ABOUT THIS TASK:
Please report every line in the entries that contains the string "défaut".
+++
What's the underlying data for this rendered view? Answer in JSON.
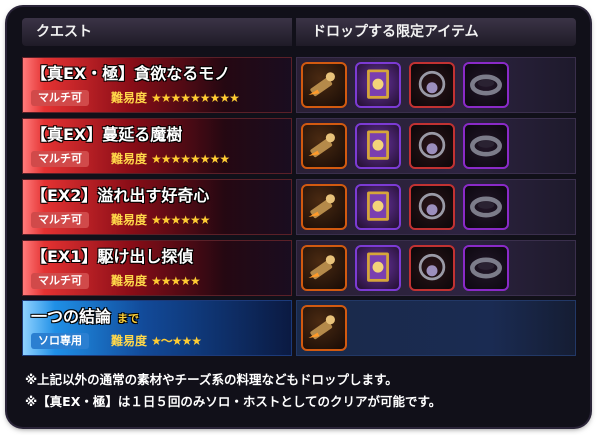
{
  "headers": {
    "quest": "クエスト",
    "items": "ドロップする限定アイテム"
  },
  "rows": [
    {
      "title": "【真EX・極】貪欲なるモノ",
      "badge": "マルチ可",
      "difficulty_label": "難易度",
      "stars": "★★★★★★★★★",
      "items": [
        "item-a",
        "item-b",
        "item-c",
        "item-d"
      ]
    },
    {
      "title": "【真EX】蔓延る魔樹",
      "badge": "マルチ可",
      "difficulty_label": "難易度",
      "stars": "★★★★★★★★",
      "items": [
        "item-a",
        "item-b",
        "item-c",
        "item-d"
      ]
    },
    {
      "title": "【EX2】溢れ出す好奇心",
      "badge": "マルチ可",
      "difficulty_label": "難易度",
      "stars": "★★★★★★",
      "items": [
        "item-a",
        "item-b",
        "item-c",
        "item-d"
      ]
    },
    {
      "title": "【EX1】駆け出し探偵",
      "badge": "マルチ可",
      "difficulty_label": "難易度",
      "stars": "★★★★★",
      "items": [
        "item-a",
        "item-b",
        "item-c",
        "item-d"
      ]
    },
    {
      "title": "一つの結論",
      "title_suffix": "まで",
      "badge": "ソロ専用",
      "difficulty_label": "難易度",
      "stars": "★～★★★",
      "items": [
        "item-a"
      ]
    }
  ],
  "notes": [
    "※上記以外の通常の素材やチーズ系の料理などもドロップします。",
    "※【真EX・極】は１日５回のみソロ・ホストとしてのクリアが可能です。"
  ]
}
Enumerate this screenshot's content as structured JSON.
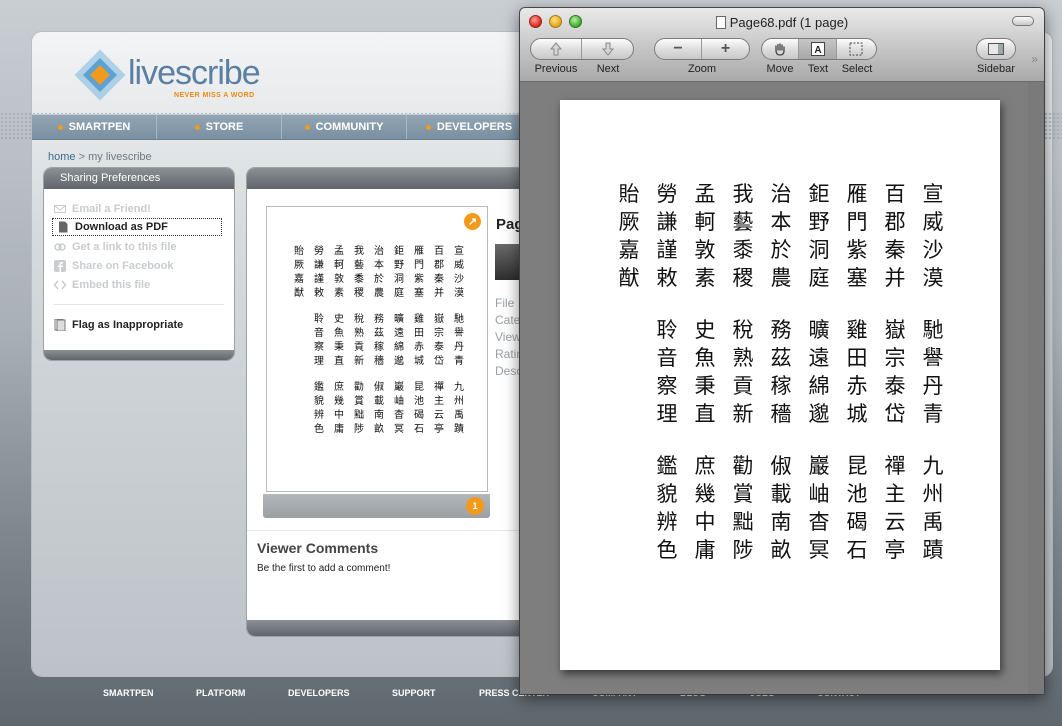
{
  "site": {
    "logo_text": "livescribe",
    "logo_tagline": "NEVER MISS A WORD",
    "nav": [
      "SMARTPEN",
      "STORE",
      "COMMUNITY",
      "DEVELOPERS"
    ],
    "breadcrumb": {
      "home": "home",
      "sep": ">",
      "current": "my livescribe"
    },
    "sharing": {
      "title": "Sharing Preferences",
      "items": [
        {
          "label": "Email a Friend!",
          "icon": "mail-icon"
        },
        {
          "label": "Download as PDF",
          "icon": "document-icon"
        },
        {
          "label": "Get a link to this file",
          "icon": "link-icon"
        },
        {
          "label": "Share on Facebook",
          "icon": "facebook-icon"
        },
        {
          "label": "Embed this file",
          "icon": "code-icon"
        },
        {
          "label": "Flag as Inappropriate",
          "icon": "flag-icon"
        }
      ]
    },
    "document": {
      "title": "Pag",
      "meta": [
        "File",
        "Cate",
        "View",
        "Ratin",
        "Desc"
      ],
      "page_count_badge": "1",
      "expand_icon": "expand-arrow-icon"
    },
    "comments": {
      "title": "Viewer Comments",
      "empty_text": "Be the first to add a comment!"
    },
    "footer_nav": [
      "SMARTPEN",
      "PLATFORM",
      "DEVELOPERS",
      "SUPPORT",
      "PRESS CENTER",
      "COMPANY",
      "BLOG",
      "JOBS",
      "CONTACT"
    ]
  },
  "preview": {
    "window_title": "Page68.pdf (1 page)",
    "toolbar": {
      "previous_label": "Previous",
      "next_label": "Next",
      "zoom_label": "Zoom",
      "move_label": "Move",
      "text_label": "Text",
      "select_label": "Select",
      "sidebar_label": "Sidebar"
    }
  },
  "handwriting": {
    "block1": [
      "宣威沙漠",
      "百郡秦并",
      "雁門紫塞",
      "鉅野洞庭",
      "治本於農",
      "我藝黍稷",
      "孟軻敦素",
      "勞謙謹敕",
      "貽厥嘉猷"
    ],
    "block2": [
      "馳譽丹青",
      "嶽宗泰岱",
      "雞田赤城",
      "曠遠綿邈",
      "務茲稼穡",
      "稅熟貢新",
      "史魚秉直",
      "聆音察理"
    ],
    "block3": [
      "九州禹蹟",
      "禪主云亭",
      "昆池碣石",
      "巖岫杳冥",
      "俶載南畝",
      "勸賞黜陟",
      "庶幾中庸",
      "鑑貌辨色"
    ]
  },
  "colors": {
    "accent": "#f29a1c",
    "nav_blue": "#7990a1",
    "link": "#3b6a93"
  }
}
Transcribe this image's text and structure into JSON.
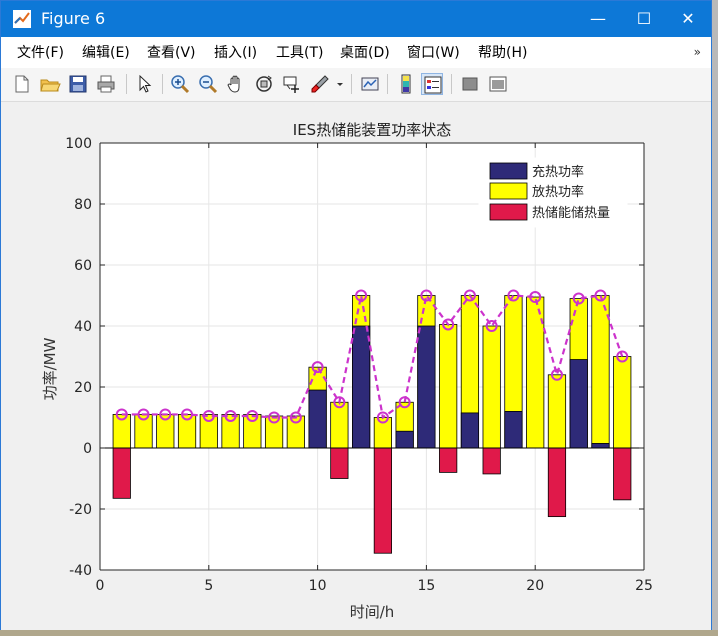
{
  "window": {
    "title": "Figure 6",
    "controls": {
      "minimize": "—",
      "maximize": "☐",
      "close": "✕"
    }
  },
  "menu": [
    {
      "label": "文件(F)"
    },
    {
      "label": "编辑(E)"
    },
    {
      "label": "查看(V)"
    },
    {
      "label": "插入(I)"
    },
    {
      "label": "工具(T)"
    },
    {
      "label": "桌面(D)"
    },
    {
      "label": "窗口(W)"
    },
    {
      "label": "帮助(H)"
    }
  ],
  "menu_overflow": "»",
  "toolbar": [
    {
      "icon": "new-figure-icon"
    },
    {
      "icon": "open-file-icon"
    },
    {
      "icon": "save-icon"
    },
    {
      "icon": "print-icon"
    },
    {
      "icon": "pointer-icon"
    },
    {
      "icon": "zoom-in-icon"
    },
    {
      "icon": "zoom-out-icon"
    },
    {
      "icon": "pan-icon"
    },
    {
      "icon": "rotate-3d-icon"
    },
    {
      "icon": "data-cursor-icon"
    },
    {
      "icon": "brush-icon"
    },
    {
      "icon": "link-plot-icon"
    },
    {
      "icon": "colorbar-icon"
    },
    {
      "icon": "legend-icon"
    },
    {
      "icon": "hide-plot-tools-icon"
    },
    {
      "icon": "show-plot-tools-icon"
    }
  ],
  "colors": {
    "charge": "#2e2a78",
    "discharge": "#ffff00",
    "storage": "#e0194a",
    "line": "#cc33cc",
    "title_bar": "#0d78d7"
  },
  "chart_data": {
    "type": "bar",
    "title": "IES热储能装置功率状态",
    "xlabel": "时间/h",
    "ylabel": "功率/MW",
    "xlim": [
      0,
      25
    ],
    "ylim": [
      -40,
      100
    ],
    "xticks": [
      0,
      5,
      10,
      15,
      20,
      25
    ],
    "yticks": [
      -40,
      -20,
      0,
      20,
      40,
      60,
      80,
      100
    ],
    "grid": true,
    "legend_position": "top-right",
    "x": [
      1,
      2,
      3,
      4,
      5,
      6,
      7,
      8,
      9,
      10,
      11,
      12,
      13,
      14,
      15,
      16,
      17,
      18,
      19,
      20,
      21,
      22,
      23,
      24
    ],
    "series": [
      {
        "name": "充热功率",
        "values": [
          0,
          0,
          0,
          0,
          0,
          0,
          0,
          0,
          0,
          19,
          0,
          40,
          0,
          5.5,
          40,
          0,
          11.5,
          0,
          12,
          0,
          0,
          29,
          1.5,
          0
        ]
      },
      {
        "name": "放热功率",
        "values": [
          11,
          11,
          11,
          11,
          11,
          11,
          11,
          10.5,
          10.5,
          26.5,
          15,
          50,
          10,
          15,
          50,
          40.5,
          50,
          40,
          50,
          49.5,
          24,
          49,
          50,
          30
        ]
      },
      {
        "name": "热储能储热量",
        "values": [
          -16.5,
          0,
          0,
          0,
          0,
          0,
          0,
          0,
          0,
          0,
          -10,
          0,
          -34.5,
          0,
          0,
          -8,
          0,
          -8.5,
          0,
          0,
          -22.5,
          0,
          0,
          -17
        ]
      }
    ],
    "line": {
      "style": "dashed with circle markers",
      "values": [
        11,
        11,
        11,
        11,
        10.5,
        10.5,
        10.5,
        10,
        10,
        26.5,
        15,
        50,
        10,
        15,
        50,
        40.5,
        50,
        40,
        50,
        49.5,
        24,
        49,
        50,
        30
      ]
    }
  }
}
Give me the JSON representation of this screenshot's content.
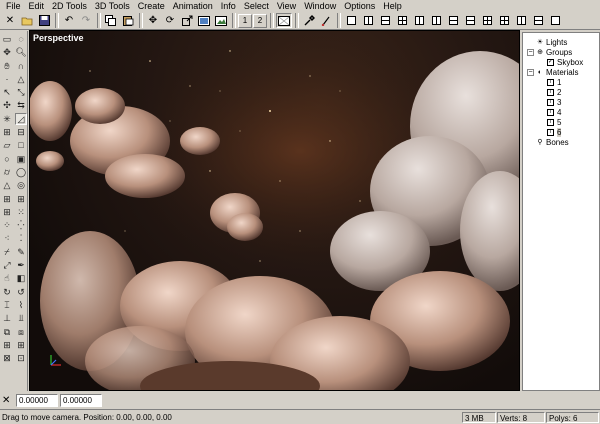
{
  "menubar": {
    "items": [
      "File",
      "Edit",
      "2D Tools",
      "3D Tools",
      "Create",
      "Animation",
      "Info",
      "Select",
      "View",
      "Window",
      "Options",
      "Help"
    ]
  },
  "toolbar": {
    "icons": [
      "close-icon",
      "open-folder-icon",
      "save-icon",
      "undo-icon",
      "redo-icon",
      "copy-icon",
      "paste-icon",
      "move-icon",
      "rotate-icon",
      "scale-icon",
      "view-icon",
      "icon-tool"
    ],
    "layout_buttons": [
      "1",
      "2"
    ]
  },
  "viewport": {
    "title": "Perspective"
  },
  "scene_tree": {
    "nodes": [
      {
        "label": "Lights",
        "icon": "light-icon"
      },
      {
        "label": "Groups",
        "icon": "group-icon"
      },
      {
        "label": "Skybox",
        "icon": "checkbox-icon",
        "checked": true
      },
      {
        "label": "Materials",
        "icon": "material-icon"
      },
      {
        "label": "1"
      },
      {
        "label": "2"
      },
      {
        "label": "3"
      },
      {
        "label": "4"
      },
      {
        "label": "5"
      },
      {
        "label": "6",
        "selected": true
      },
      {
        "label": "Bones",
        "icon": "bone-icon"
      }
    ]
  },
  "coords": {
    "x_value": "0.00000",
    "y_value": "0.00000"
  },
  "statusbar": {
    "message": "Drag to move camera. Position: 0.00, 0.00, 0.00",
    "memory": "3 MB",
    "verts": "Verts: 8",
    "polys": "Polys: 6"
  },
  "colors": {
    "chrome": "#d4d0c8",
    "viewport_bg": "#1a110d",
    "cloud": "#d9b8a5"
  }
}
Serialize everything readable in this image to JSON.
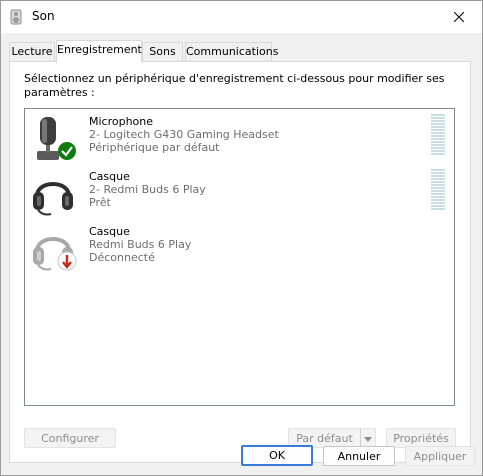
{
  "window": {
    "title": "Son"
  },
  "tabs": [
    {
      "label": "Lecture"
    },
    {
      "label": "Enregistrement"
    },
    {
      "label": "Sons"
    },
    {
      "label": "Communications"
    }
  ],
  "panel": {
    "instruction": "Sélectionnez un périphérique d'enregistrement ci-dessous pour modifier ses paramètres :"
  },
  "devices": [
    {
      "name": "Microphone",
      "description": "2- Logitech G430 Gaming Headset",
      "status": "Périphérique par défaut",
      "icon": "microphone-icon",
      "badge": "default-check-icon"
    },
    {
      "name": "Casque",
      "description": "2- Redmi Buds 6 Play",
      "status": "Prêt",
      "icon": "headset-icon",
      "badge": ""
    },
    {
      "name": "Casque",
      "description": "Redmi Buds 6 Play",
      "status": "Déconnecté",
      "icon": "headset-icon",
      "badge": "disconnected-arrow-icon"
    }
  ],
  "buttons": {
    "configure": "Configurer",
    "set_default": "Par défaut",
    "properties": "Propriétés",
    "ok": "OK",
    "cancel": "Annuler",
    "apply": "Appliquer"
  },
  "colors": {
    "accent": "#3a7bd5",
    "check_badge": "#0f7b0f",
    "disconnected_badge": "#c42b1c",
    "meter": "#c8dfe6"
  }
}
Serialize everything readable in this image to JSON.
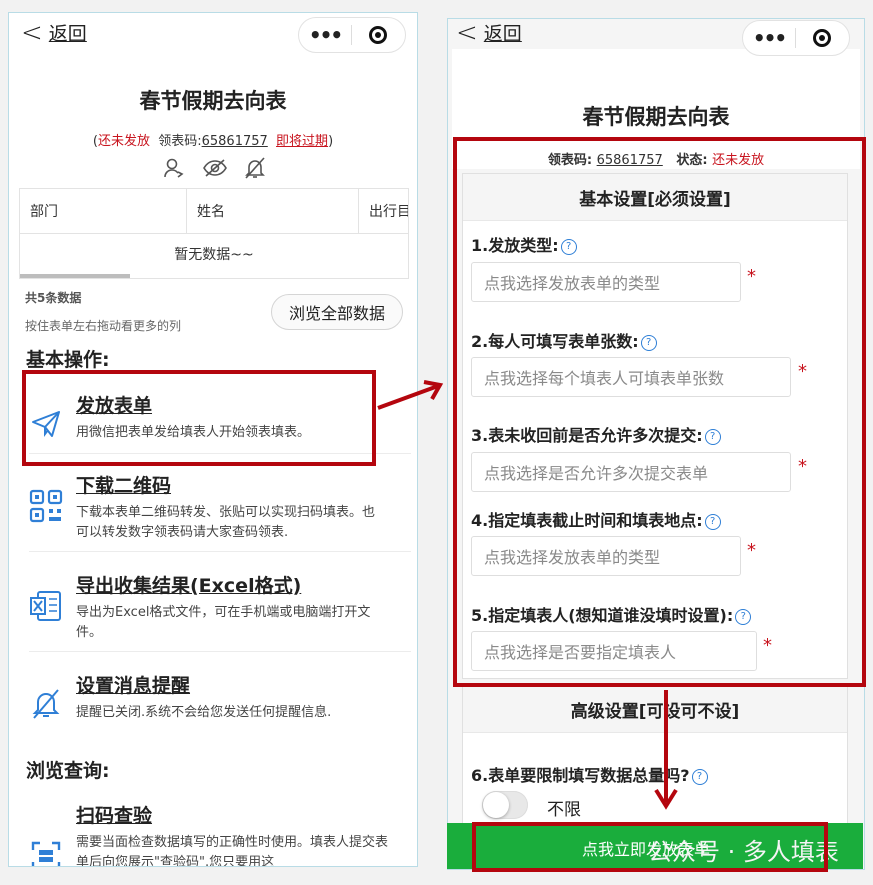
{
  "left": {
    "nav_back": "返回",
    "title": "春节假期去向表",
    "sub": {
      "status": "还未发放",
      "code_label": "领表码:",
      "code": "65861757",
      "expire": "即将过期"
    },
    "table": {
      "columns": [
        "部门",
        "姓名",
        "出行目"
      ],
      "empty": "暂无数据~~"
    },
    "count_text": "共5条数据",
    "hint_text": "按住表单左右拖动看更多的列",
    "browse_all": "浏览全部数据",
    "basic_ops_title": "基本操作:",
    "ops": [
      {
        "title": "发放表单",
        "desc": "用微信把表单发给填表人开始领表填表。"
      },
      {
        "title": "下载二维码",
        "desc": "下载本表单二维码转发、张贴可以实现扫码填表。也可以转发数字领表码请大家查码领表."
      },
      {
        "title": "导出收集结果(Excel格式)",
        "desc": "导出为Excel格式文件，可在手机端或电脑端打开文件。"
      },
      {
        "title": "设置消息提醒",
        "desc": "提醒已关闭.系统不会给您发送任何提醒信息."
      }
    ],
    "browse_title": "浏览查询:",
    "scan": {
      "title": "扫码查验",
      "desc": "需要当面检查数据填写的正确性时使用。填表人提交表单后向您展示\"查验码\".您只要用这"
    }
  },
  "right": {
    "nav_back": "返回",
    "title": "春节假期去向表",
    "code_label": "领表码:",
    "code": "65861757",
    "status_label": "状态:",
    "status": "还未发放",
    "basic_head": "基本设置[必须设置]",
    "questions": [
      {
        "label": "1.发放类型:",
        "placeholder": "点我选择发放表单的类型"
      },
      {
        "label": "2.每人可填写表单张数:",
        "placeholder": "点我选择每个填表人可填表单张数"
      },
      {
        "label": "3.表未收回前是否允许多次提交:",
        "placeholder": "点我选择是否允许多次提交表单"
      },
      {
        "label": "4.指定填表截止时间和填表地点:",
        "placeholder": "点我选择发放表单的类型"
      },
      {
        "label": "5.指定填表人(想知道谁没填时设置):",
        "placeholder": "点我选择是否要指定填表人"
      }
    ],
    "required_mark": "*",
    "help_mark": "?",
    "advanced_head": "高级设置[可设可不设]",
    "q6_label": "6.表单要限制填写数据总量吗?",
    "q6_value": "不限",
    "publish_button": "点我立即发放表单"
  },
  "watermark": "公众号 · 多人填表",
  "colors": {
    "accent_red": "#c8141e",
    "box_red": "#b4060e",
    "icon_blue": "#2f7fd6",
    "green": "#1aad3c"
  }
}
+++
FINISHED TASK:
      "status": "Périphérique par défaut",
    "set_default": "Par défaut",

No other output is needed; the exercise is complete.